Reproduce the data below in full and to the letter, images excepted.
Top of Entries provided
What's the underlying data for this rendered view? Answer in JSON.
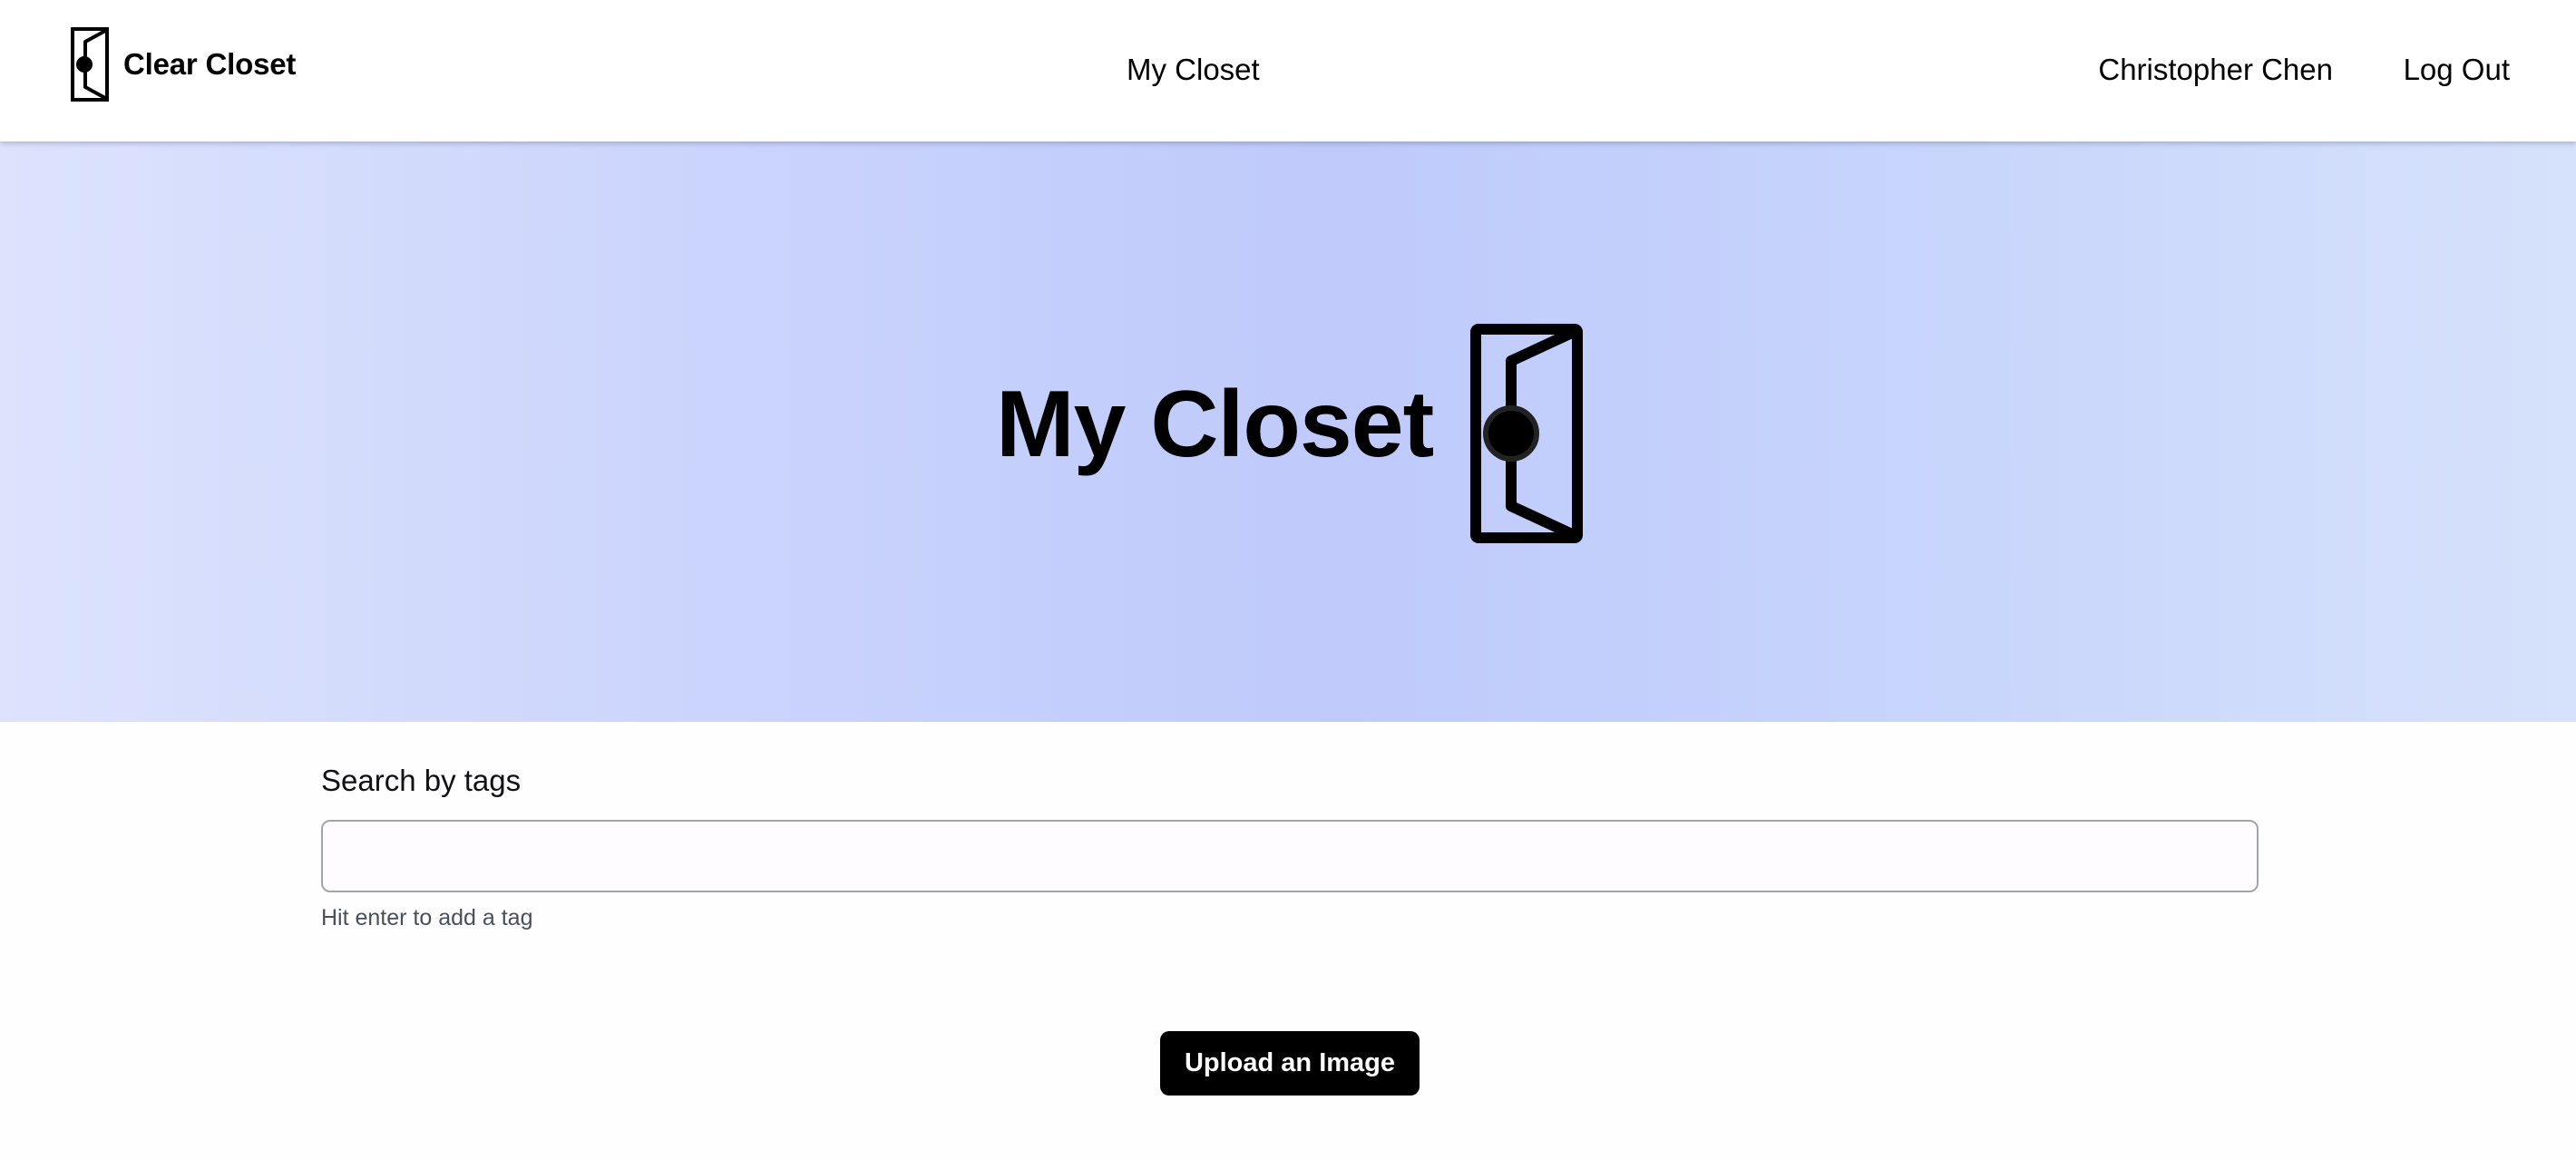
{
  "header": {
    "brand_name": "Clear Closet",
    "brand_icon": "closet-door-icon",
    "nav_center": "My Closet",
    "user_name": "Christopher Chen",
    "logout_label": "Log Out"
  },
  "hero": {
    "title": "My Closet",
    "icon": "closet-door-icon"
  },
  "search": {
    "label": "Search by tags",
    "value": "",
    "placeholder": "",
    "hint": "Hit enter to add a tag"
  },
  "upload": {
    "label": "Upload an Image"
  }
}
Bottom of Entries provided
**Worked solution:**
What's the underlying data for this rendered view? Answer in JSON.
{
  "header": {
    "brand_name": "Clear Closet",
    "brand_icon": "closet-door-icon",
    "nav_center": "My Closet",
    "user_name": "Christopher Chen",
    "logout_label": "Log Out"
  },
  "hero": {
    "title": "My Closet",
    "icon": "closet-door-icon"
  },
  "search": {
    "label": "Search by tags",
    "value": "",
    "placeholder": "",
    "hint": "Hit enter to add a tag"
  },
  "upload": {
    "label": "Upload an Image"
  }
}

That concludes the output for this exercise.